The first traces of the castle appeared in 830 with the construction of a castrum by the abbot Hilbold, from the monastery of Saint-Philbert. It served to defend the monks and the island's population from the Vikings.
The castle was rebuilt in stone in the 12th century by the feudal power who was trying to stabilise the region, notably by preventing Norman pillaging. The island at that time was under the control of the barons of La Garnache. The keep was built by Pierre IV of La Garnache, then an enclosure equipped with towers was built around the lower courtyard.
The castle resisted numerous attacks:
- the English in 1342 and 1360, and again in 1386 under the command of the Earl of Arundel
- the Spanish in 1524 and 1588
but in 1674, it was taken by the Dutch troops of Admiral Tromp.
In 1960, a house was built within the castle grounds by the governor of the island and the castle. Today, the keep houses the Noirmoutier Museum.
The keep at the centre of the castle is solid and rectangular. Built of rubble, it has three floors, with the lords' residence at the top. The keep has numerous murder holes and defensive turrets at the corners. The rectangular fortification consists of two towers, a single gate and two watch turrets in the four corners. At the beginning of the 18th century, the towers were reconstructed and the keep adapted for artillery.
- www.culture.gouv.fr, accessed 6 Feb 2007
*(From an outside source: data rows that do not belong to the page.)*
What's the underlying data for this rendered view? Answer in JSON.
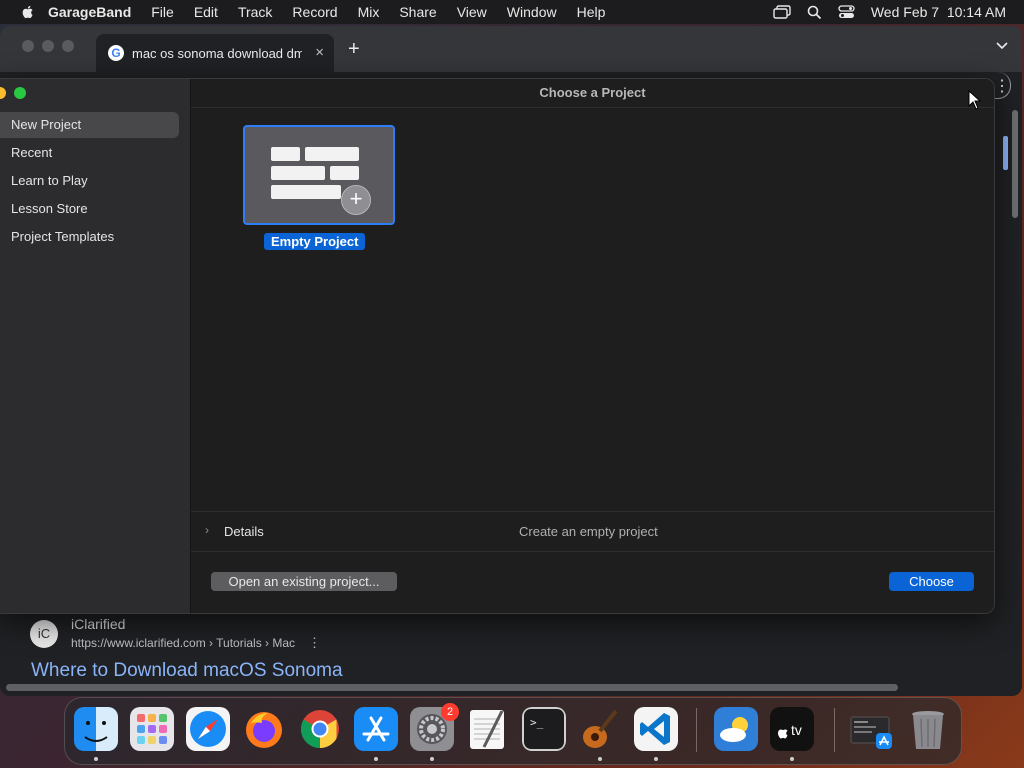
{
  "menubar": {
    "app_name": "GarageBand",
    "menus": [
      "File",
      "Edit",
      "Track",
      "Record",
      "Mix",
      "Share",
      "View",
      "Window",
      "Help"
    ],
    "datetime": "Wed Feb 7  10:14 AM"
  },
  "browser": {
    "tab_title": "mac os sonoma download dmg",
    "tab_close": "×",
    "new_tab": "+",
    "result": {
      "favicon_text": "iC",
      "site_name": "iClarified",
      "url": "https://www.iclarified.com › Tutorials › Mac",
      "more": "⋮",
      "title": "Where to Download macOS Sonoma"
    }
  },
  "dialog": {
    "title": "Choose a Project",
    "sidebar": {
      "items": [
        {
          "label": "New Project",
          "selected": true
        },
        {
          "label": "Recent",
          "selected": false
        },
        {
          "label": "Learn to Play",
          "selected": false
        },
        {
          "label": "Lesson Store",
          "selected": false
        },
        {
          "label": "Project Templates",
          "selected": false
        }
      ]
    },
    "project": {
      "label": "Empty Project",
      "icon": "empty-project-icon"
    },
    "details": {
      "chevron": "›",
      "label": "Details",
      "description": "Create an empty project"
    },
    "buttons": {
      "open_existing": "Open an existing project...",
      "choose": "Choose"
    }
  },
  "dock": {
    "apps": [
      "Finder",
      "Launchpad",
      "Safari",
      "Firefox",
      "Google Chrome",
      "App Store",
      "System Settings",
      "TextEdit",
      "Terminal",
      "GarageBand",
      "Visual Studio Code",
      "Weather",
      "Apple TV",
      "Downloads",
      "Trash"
    ],
    "settings_badge": "2",
    "tv_label": "tv"
  },
  "colors": {
    "accent": "#0a64d6",
    "selection_border": "#2e7cf6",
    "close_light": "#ff5f57",
    "minimize_light": "#febc2e",
    "zoom_light": "#28c840",
    "link": "#8ab4f8"
  }
}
- Official site of the Île de Noirmoutier (in French)
- Ministry of Culture listing (in French)
- Ministry of Culture photos